Sunday, June 10, 2007
Gang Warily, Drummond
That handsome shield you see at the top is the ancestral coat of arms for the family Drummond. Normally, I would not pay all that much attention to heraldry, as it is as dead a matter for most people as studying Latin, or expecting Al Gore to actually cite his sources for the outrageous claims he makes. But I have discovered a bit about my family’s beginnings, which seems strangely familiar to me.
The first known Drummond appears to be a fellow named Maurice, the commander of the vessel which saved Edgar the Atheling and his sisters from the usurper Harold. Maurice, it seems, was the son of George, and a grandson of Andrew, the king of Hungary. The passage was difficult and it seems Maurice was pursued fro a while by Harold’s men. When the passengers were brought safely to Scotland, it is said that for his gallantry in the mission, Maurice was given the name Drum-onde, which in Gaelic means a high wave, and his coat of arms features three wavy bars to symbolize the sunset waves of the North Sea. Fanciful perhaps, but interesting to me.
It is also interesting to note that Sir Malcolm de Drummond was attached firmly to the cause of Robert the Bruce, and at Bannockburn it was Malcolm who devised the way to unseat the feared English cavalry – by spreading caltrops before the horses. Explaining his plan to Robert before the battle, Drummond warned the men who would fight near him to “gang warily” – that is, to watch their step since he would have caltrops all over the place. That’s how that motto got onto the family seal.
The Drummonds made a name for themselves as stout defenders of Scotland’s freedom from England. They were also strong supporters of the Jacobites, and found themselves in many battles because of it. Reading through the family legends from ancient times, and recalling stories my father passed along from our recent years, I was struck by how often my family has been loyal to causes, well beyond the point where men more frail in their convictions would flee. I was also well aware that my family gets into scraps far more often than ordinary folk do, and well beyond the number which prudence would commend. With that in mind, it seems to me no surprise at all to find that I am no deserter from President Bush, simply because turning coats has gained fashion among Republicans, nor that my words should – often – cause a protest and controversy.

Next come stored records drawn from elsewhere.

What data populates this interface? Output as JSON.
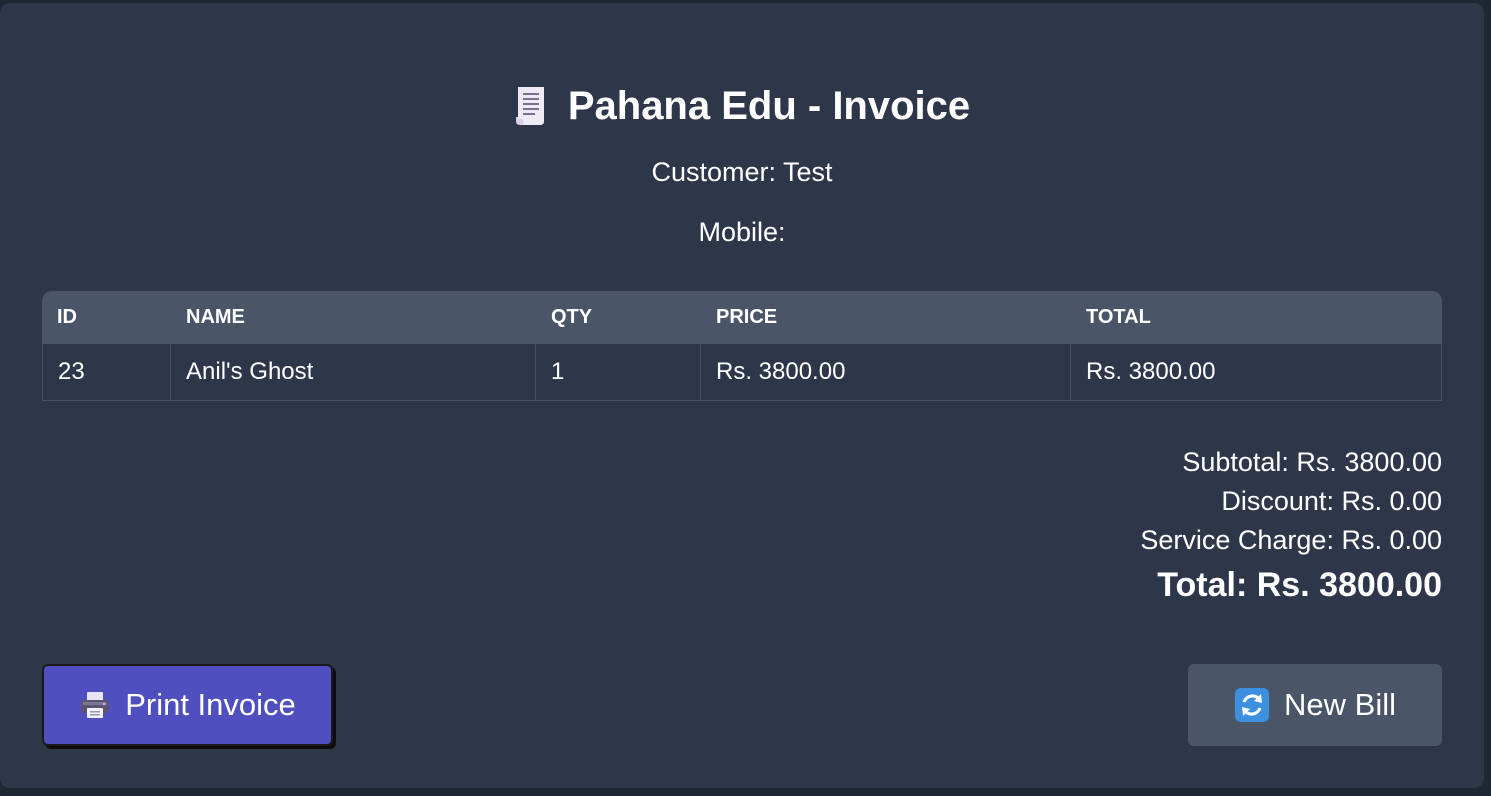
{
  "header": {
    "title": "Pahana Edu - Invoice",
    "icon": "receipt-icon"
  },
  "customer": {
    "label": "Customer: Test",
    "mobile_label": "Mobile:"
  },
  "table": {
    "columns": [
      "ID",
      "NAME",
      "QTY",
      "PRICE",
      "TOTAL"
    ],
    "rows": [
      {
        "id": "23",
        "name": "Anil's Ghost",
        "qty": "1",
        "price": "Rs. 3800.00",
        "total": "Rs. 3800.00"
      }
    ]
  },
  "summary": {
    "subtotal": "Subtotal: Rs. 3800.00",
    "discount": "Discount: Rs. 0.00",
    "service_charge": "Service Charge: Rs. 0.00",
    "total": "Total: Rs. 3800.00"
  },
  "actions": {
    "print_label": "Print Invoice",
    "print_icon": "printer-icon",
    "new_bill_label": "New Bill",
    "new_bill_icon": "refresh-icon"
  },
  "colors": {
    "background": "#2e3749",
    "header_row": "#4a5568",
    "print_button": "#4f4fc0",
    "new_bill_button": "#4a5568"
  }
}
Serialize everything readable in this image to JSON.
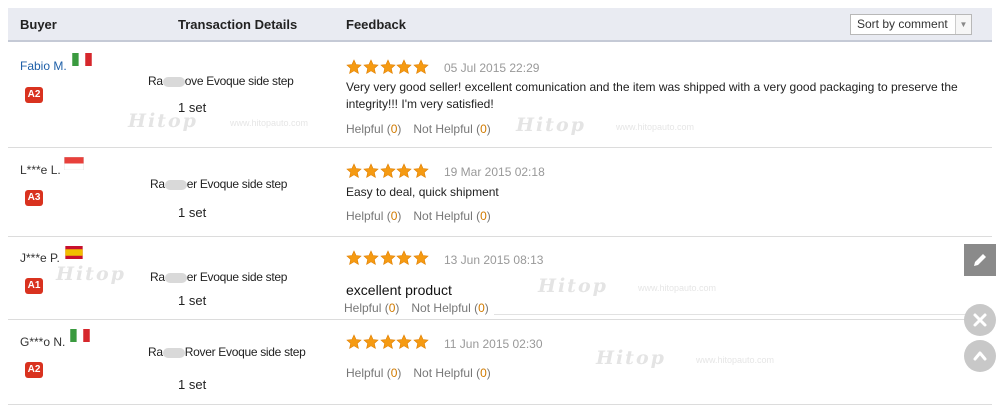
{
  "header": {
    "buyer": "Buyer",
    "transaction": "Transaction Details",
    "feedback": "Feedback",
    "sort": "Sort by comment"
  },
  "colors": {
    "accent": "#1e5fa8",
    "badge": "#d9321f",
    "star": "#f59a12",
    "count": "#d07a00"
  },
  "watermark": {
    "text": "Hitop",
    "url": "www.hitopauto.com"
  },
  "reviews": [
    {
      "buyer": "Fabio M.",
      "flag": "italy-flag",
      "badge": "A2",
      "product_a": "Ra",
      "product_b": "ove Evoque side step",
      "product_b2": "Rover Evoque side step",
      "quantity": "1 set",
      "rating": 5,
      "date": "05 Jul 2015 22:29",
      "comment": "Very very good seller! excellent comunication and the item was shipped with a very good packaging to preserve the integrity!!! I'm very satisfied!",
      "helpful_label": "Helpful",
      "helpful_count": "0",
      "not_helpful_label": "Not Helpful",
      "not_helpful_count": "0"
    },
    {
      "buyer": "L***e L.",
      "flag": "singapore-flag",
      "badge": "A3",
      "product_a": "Ra",
      "product_b": "er Evoque side step",
      "quantity": "1 set",
      "rating": 5,
      "date": "19 Mar 2015 02:18",
      "comment": "Easy to deal, quick shipment",
      "helpful_label": "Helpful",
      "helpful_count": "0",
      "not_helpful_label": "Not Helpful",
      "not_helpful_count": "0"
    },
    {
      "buyer": "J***e P.",
      "flag": "spain-flag",
      "badge": "A1",
      "product_a": "Ra",
      "product_b": "er Evoque side step",
      "quantity": "1 set",
      "rating": 5,
      "date": "13 Jun 2015 08:13",
      "comment": "excellent product",
      "helpful_label": "Helpful",
      "helpful_count": "0",
      "not_helpful_label": "Not Helpful",
      "not_helpful_count": "0"
    },
    {
      "buyer": "G***o N.",
      "flag": "italy-flag",
      "badge": "A2",
      "product_a": "Ra",
      "product_b": "Rover Evoque side step",
      "quantity": "1 set",
      "rating": 5,
      "date": "11 Jun 2015 02:30",
      "comment": "",
      "helpful_label": "Helpful",
      "helpful_count": "0",
      "not_helpful_label": "Not Helpful",
      "not_helpful_count": "0"
    }
  ],
  "side_tools": {
    "edit": "pencil-icon",
    "close": "close-icon",
    "top": "chevron-up-icon"
  }
}
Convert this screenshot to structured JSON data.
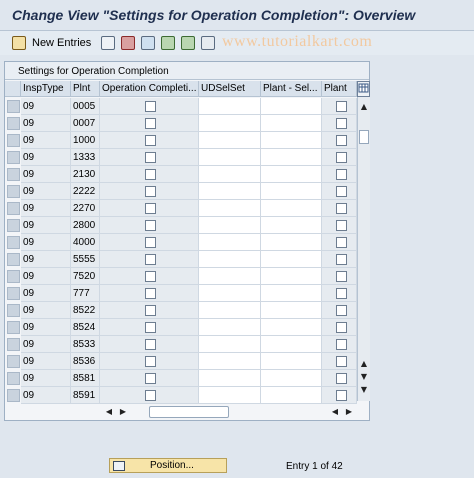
{
  "window": {
    "title": "Change View \"Settings for Operation Completion\": Overview"
  },
  "toolbar": {
    "new_entries_label": "New Entries",
    "icons": [
      "edit-pencil-icon",
      "copy-icon",
      "delete-icon",
      "undo-icon",
      "select-all-icon",
      "select-block-icon",
      "deselect-all-icon"
    ]
  },
  "watermark": "www.tutorialkart.com",
  "table": {
    "title": "Settings for Operation Completion",
    "columns": [
      "InspType",
      "Plnt",
      "Operation Completi...",
      "UDSelSet",
      "Plant - Sel...",
      "Plant"
    ],
    "rows": [
      {
        "insptype": "09",
        "plnt": "0005"
      },
      {
        "insptype": "09",
        "plnt": "0007"
      },
      {
        "insptype": "09",
        "plnt": "1000"
      },
      {
        "insptype": "09",
        "plnt": "1333"
      },
      {
        "insptype": "09",
        "plnt": "2130"
      },
      {
        "insptype": "09",
        "plnt": "2222"
      },
      {
        "insptype": "09",
        "plnt": "2270"
      },
      {
        "insptype": "09",
        "plnt": "2800"
      },
      {
        "insptype": "09",
        "plnt": "4000"
      },
      {
        "insptype": "09",
        "plnt": "5555"
      },
      {
        "insptype": "09",
        "plnt": "7520"
      },
      {
        "insptype": "09",
        "plnt": "777"
      },
      {
        "insptype": "09",
        "plnt": "8522"
      },
      {
        "insptype": "09",
        "plnt": "8524"
      },
      {
        "insptype": "09",
        "plnt": "8533"
      },
      {
        "insptype": "09",
        "plnt": "8536"
      },
      {
        "insptype": "09",
        "plnt": "8581"
      },
      {
        "insptype": "09",
        "plnt": "8591"
      }
    ]
  },
  "footer": {
    "position_label": "Position...",
    "entry_text": "Entry 1 of 42"
  },
  "colors": {
    "background": "#dfe6ee",
    "title_text": "#1f2f4f",
    "position_button": "#f7e4a8",
    "watermark": "#f2c9a0"
  }
}
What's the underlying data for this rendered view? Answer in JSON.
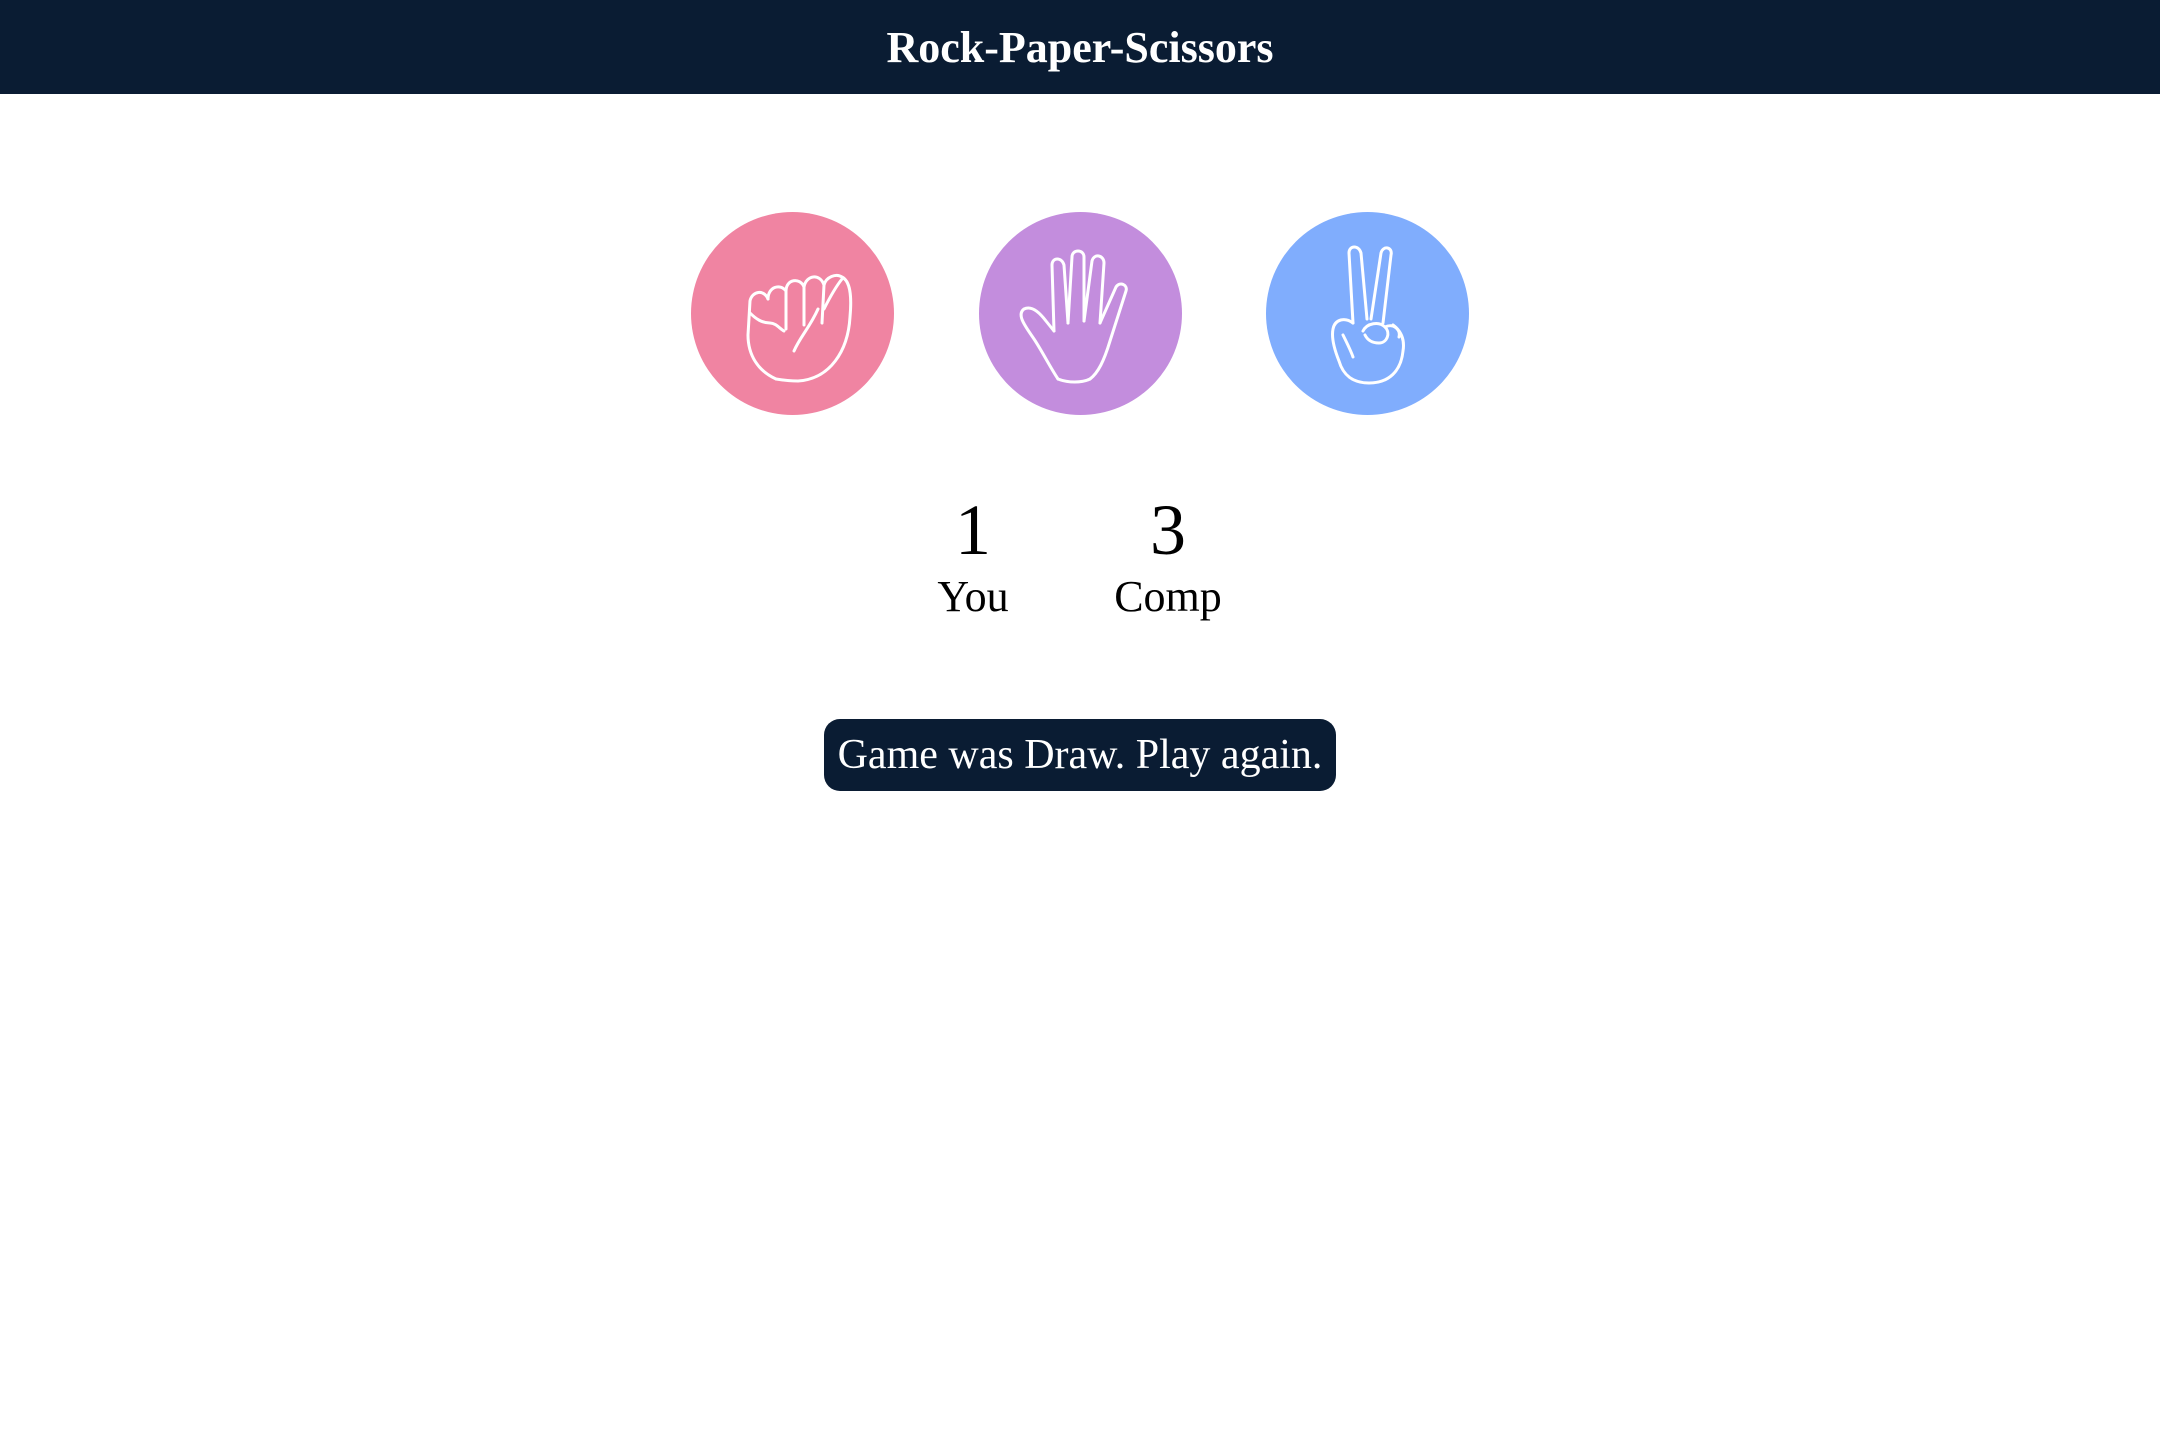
{
  "header": {
    "title": "Rock-Paper-Scissors",
    "background": "#0a1c33"
  },
  "choices": [
    {
      "id": "rock",
      "icon": "fist-icon",
      "color": "#f084a2"
    },
    {
      "id": "paper",
      "icon": "open-hand-icon",
      "color": "#c38ddd"
    },
    {
      "id": "scissors",
      "icon": "peace-sign-icon",
      "color": "#80adfd"
    }
  ],
  "scoreboard": {
    "user_score": "1",
    "user_label": "You",
    "comp_score": "3",
    "comp_label": "Comp"
  },
  "message": {
    "text": "Game was Draw. Play again.",
    "background": "#0a1c33"
  }
}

I am my father’s son. And near as I can tell, that has been our tradition for going on eight centuries, at the least.